● Page and application data records
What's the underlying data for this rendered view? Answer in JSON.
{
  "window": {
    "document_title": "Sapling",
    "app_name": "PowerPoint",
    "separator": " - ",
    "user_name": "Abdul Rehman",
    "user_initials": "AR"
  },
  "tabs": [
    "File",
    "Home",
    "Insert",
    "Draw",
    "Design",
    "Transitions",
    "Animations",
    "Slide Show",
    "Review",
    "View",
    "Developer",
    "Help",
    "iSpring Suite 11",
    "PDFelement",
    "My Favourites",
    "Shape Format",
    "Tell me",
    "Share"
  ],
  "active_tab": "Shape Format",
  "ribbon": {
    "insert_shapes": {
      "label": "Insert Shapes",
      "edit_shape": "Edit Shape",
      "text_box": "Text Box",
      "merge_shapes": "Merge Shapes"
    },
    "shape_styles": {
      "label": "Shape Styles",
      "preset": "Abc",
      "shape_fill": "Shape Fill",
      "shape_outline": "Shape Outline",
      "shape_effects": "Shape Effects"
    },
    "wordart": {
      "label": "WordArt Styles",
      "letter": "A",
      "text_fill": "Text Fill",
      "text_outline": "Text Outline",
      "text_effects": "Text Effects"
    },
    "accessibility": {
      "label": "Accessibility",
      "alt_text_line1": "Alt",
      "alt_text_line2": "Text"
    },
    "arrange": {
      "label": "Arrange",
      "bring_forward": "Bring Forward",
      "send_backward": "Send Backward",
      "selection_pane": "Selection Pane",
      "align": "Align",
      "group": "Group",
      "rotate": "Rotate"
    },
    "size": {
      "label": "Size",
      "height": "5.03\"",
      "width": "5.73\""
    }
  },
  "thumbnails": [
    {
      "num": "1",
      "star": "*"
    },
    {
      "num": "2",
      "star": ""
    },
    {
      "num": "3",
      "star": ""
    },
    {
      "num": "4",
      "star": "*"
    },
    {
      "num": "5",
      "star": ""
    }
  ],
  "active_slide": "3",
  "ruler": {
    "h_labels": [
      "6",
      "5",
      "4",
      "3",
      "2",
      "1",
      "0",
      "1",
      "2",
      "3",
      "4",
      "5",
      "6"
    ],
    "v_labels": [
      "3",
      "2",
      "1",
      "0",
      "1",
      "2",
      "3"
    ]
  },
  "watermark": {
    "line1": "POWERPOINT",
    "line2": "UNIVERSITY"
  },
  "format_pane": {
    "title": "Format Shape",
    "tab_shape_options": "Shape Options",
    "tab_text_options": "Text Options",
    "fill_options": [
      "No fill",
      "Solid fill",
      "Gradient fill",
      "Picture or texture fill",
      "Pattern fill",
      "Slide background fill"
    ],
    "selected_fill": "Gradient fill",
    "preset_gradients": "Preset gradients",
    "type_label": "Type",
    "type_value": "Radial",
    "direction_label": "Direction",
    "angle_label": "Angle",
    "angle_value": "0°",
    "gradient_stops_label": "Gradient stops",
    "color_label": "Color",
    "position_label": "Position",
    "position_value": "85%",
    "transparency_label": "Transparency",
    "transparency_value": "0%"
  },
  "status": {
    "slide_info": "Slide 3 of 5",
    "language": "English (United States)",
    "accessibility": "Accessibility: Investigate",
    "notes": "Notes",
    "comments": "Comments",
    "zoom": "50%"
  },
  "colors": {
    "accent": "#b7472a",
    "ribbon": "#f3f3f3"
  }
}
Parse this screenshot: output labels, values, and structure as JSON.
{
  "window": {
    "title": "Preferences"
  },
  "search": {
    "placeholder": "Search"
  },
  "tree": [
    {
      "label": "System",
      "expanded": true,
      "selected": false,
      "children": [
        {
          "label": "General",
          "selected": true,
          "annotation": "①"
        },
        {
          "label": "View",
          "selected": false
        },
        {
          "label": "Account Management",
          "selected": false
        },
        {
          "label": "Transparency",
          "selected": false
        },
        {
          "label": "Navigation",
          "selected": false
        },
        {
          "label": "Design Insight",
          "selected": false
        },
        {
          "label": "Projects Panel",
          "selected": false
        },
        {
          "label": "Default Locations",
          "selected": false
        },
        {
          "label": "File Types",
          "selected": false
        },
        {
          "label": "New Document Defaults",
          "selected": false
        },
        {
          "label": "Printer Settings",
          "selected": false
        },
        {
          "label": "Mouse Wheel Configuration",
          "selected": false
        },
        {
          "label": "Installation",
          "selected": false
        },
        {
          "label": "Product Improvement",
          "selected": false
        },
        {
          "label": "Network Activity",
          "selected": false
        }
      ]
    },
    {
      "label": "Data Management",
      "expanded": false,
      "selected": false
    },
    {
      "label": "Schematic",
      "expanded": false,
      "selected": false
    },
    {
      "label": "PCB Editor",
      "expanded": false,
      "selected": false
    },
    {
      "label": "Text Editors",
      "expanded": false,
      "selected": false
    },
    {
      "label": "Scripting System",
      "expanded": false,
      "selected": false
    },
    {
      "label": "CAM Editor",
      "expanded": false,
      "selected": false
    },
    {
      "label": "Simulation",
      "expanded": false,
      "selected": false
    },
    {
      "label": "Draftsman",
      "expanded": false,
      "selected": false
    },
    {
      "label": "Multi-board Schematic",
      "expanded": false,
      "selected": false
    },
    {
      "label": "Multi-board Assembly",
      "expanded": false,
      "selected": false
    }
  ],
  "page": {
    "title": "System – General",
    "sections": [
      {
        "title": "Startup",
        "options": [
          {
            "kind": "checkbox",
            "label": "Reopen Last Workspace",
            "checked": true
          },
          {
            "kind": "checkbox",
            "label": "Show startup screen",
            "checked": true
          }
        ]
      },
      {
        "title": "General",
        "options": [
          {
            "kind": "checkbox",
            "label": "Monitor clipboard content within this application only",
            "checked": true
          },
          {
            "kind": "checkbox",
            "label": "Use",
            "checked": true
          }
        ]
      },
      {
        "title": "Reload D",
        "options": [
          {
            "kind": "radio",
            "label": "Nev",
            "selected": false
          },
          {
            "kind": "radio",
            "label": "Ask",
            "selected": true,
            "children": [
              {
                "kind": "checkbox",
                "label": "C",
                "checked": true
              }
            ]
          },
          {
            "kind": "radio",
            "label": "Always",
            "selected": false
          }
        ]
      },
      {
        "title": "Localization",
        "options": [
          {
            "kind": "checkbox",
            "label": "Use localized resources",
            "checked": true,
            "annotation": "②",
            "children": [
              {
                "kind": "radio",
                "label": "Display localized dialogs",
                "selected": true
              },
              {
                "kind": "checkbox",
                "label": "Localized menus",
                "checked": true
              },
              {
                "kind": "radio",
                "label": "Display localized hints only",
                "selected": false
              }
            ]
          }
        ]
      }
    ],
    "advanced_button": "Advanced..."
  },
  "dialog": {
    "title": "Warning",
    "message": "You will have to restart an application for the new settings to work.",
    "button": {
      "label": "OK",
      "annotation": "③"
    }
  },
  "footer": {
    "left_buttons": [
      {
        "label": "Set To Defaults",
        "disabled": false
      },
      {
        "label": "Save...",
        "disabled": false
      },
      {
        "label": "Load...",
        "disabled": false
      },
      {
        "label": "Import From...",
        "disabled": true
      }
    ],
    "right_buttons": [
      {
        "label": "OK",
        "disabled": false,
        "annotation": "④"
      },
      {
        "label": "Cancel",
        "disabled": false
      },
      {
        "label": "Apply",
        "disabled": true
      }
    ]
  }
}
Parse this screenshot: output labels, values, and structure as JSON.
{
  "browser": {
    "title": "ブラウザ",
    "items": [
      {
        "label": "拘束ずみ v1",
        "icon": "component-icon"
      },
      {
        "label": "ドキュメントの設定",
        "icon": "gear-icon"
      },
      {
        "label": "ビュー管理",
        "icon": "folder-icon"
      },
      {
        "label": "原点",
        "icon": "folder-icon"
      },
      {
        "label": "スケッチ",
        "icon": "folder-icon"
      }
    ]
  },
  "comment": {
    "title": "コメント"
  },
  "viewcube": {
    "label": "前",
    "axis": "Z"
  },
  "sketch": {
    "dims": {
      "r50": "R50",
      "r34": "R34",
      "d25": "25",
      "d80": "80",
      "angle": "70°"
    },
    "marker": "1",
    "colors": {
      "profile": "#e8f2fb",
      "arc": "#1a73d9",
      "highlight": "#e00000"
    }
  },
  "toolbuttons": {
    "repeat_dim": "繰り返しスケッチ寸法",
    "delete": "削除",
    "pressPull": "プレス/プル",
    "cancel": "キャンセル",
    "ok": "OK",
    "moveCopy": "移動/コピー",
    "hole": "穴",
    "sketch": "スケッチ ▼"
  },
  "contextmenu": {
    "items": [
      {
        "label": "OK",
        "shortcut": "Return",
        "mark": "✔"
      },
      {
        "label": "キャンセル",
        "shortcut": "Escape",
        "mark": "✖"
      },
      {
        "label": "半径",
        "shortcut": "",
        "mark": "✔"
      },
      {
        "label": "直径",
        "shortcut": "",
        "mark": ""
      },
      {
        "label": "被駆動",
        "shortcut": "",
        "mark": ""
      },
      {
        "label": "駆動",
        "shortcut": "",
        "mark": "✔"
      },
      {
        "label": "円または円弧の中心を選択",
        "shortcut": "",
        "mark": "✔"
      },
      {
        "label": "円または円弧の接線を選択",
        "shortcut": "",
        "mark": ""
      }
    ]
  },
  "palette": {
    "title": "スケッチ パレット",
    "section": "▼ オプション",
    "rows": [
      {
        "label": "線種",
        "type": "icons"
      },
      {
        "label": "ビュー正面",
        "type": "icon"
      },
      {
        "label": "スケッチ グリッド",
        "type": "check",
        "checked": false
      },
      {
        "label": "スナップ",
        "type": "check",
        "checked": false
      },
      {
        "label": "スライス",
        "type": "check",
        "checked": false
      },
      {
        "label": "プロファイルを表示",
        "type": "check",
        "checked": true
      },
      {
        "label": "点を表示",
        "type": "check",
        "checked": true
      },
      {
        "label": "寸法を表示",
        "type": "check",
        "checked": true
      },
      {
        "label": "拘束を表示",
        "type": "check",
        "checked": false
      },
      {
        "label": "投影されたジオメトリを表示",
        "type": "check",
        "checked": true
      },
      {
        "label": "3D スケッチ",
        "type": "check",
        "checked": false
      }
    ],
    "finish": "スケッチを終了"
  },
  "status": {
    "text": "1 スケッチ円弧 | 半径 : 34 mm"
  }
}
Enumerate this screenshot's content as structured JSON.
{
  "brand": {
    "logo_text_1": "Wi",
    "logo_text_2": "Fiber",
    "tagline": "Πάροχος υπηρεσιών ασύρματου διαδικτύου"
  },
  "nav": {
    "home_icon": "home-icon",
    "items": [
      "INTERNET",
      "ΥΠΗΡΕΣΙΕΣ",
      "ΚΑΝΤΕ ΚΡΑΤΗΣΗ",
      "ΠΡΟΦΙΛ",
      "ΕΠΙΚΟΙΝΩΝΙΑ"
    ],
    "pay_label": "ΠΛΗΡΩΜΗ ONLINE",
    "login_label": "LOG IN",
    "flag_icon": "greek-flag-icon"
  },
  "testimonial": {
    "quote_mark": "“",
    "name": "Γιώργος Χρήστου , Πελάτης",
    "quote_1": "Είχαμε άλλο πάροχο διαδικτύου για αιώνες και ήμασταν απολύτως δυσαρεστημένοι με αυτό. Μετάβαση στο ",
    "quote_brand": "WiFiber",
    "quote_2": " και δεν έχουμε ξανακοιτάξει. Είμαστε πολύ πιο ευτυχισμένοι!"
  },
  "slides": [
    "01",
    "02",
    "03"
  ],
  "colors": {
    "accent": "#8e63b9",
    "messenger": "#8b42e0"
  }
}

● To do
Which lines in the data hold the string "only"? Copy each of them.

● Result of this exercise
            "label": "Monitor clipboard content within this application only",
                "label": "Display localized hints only",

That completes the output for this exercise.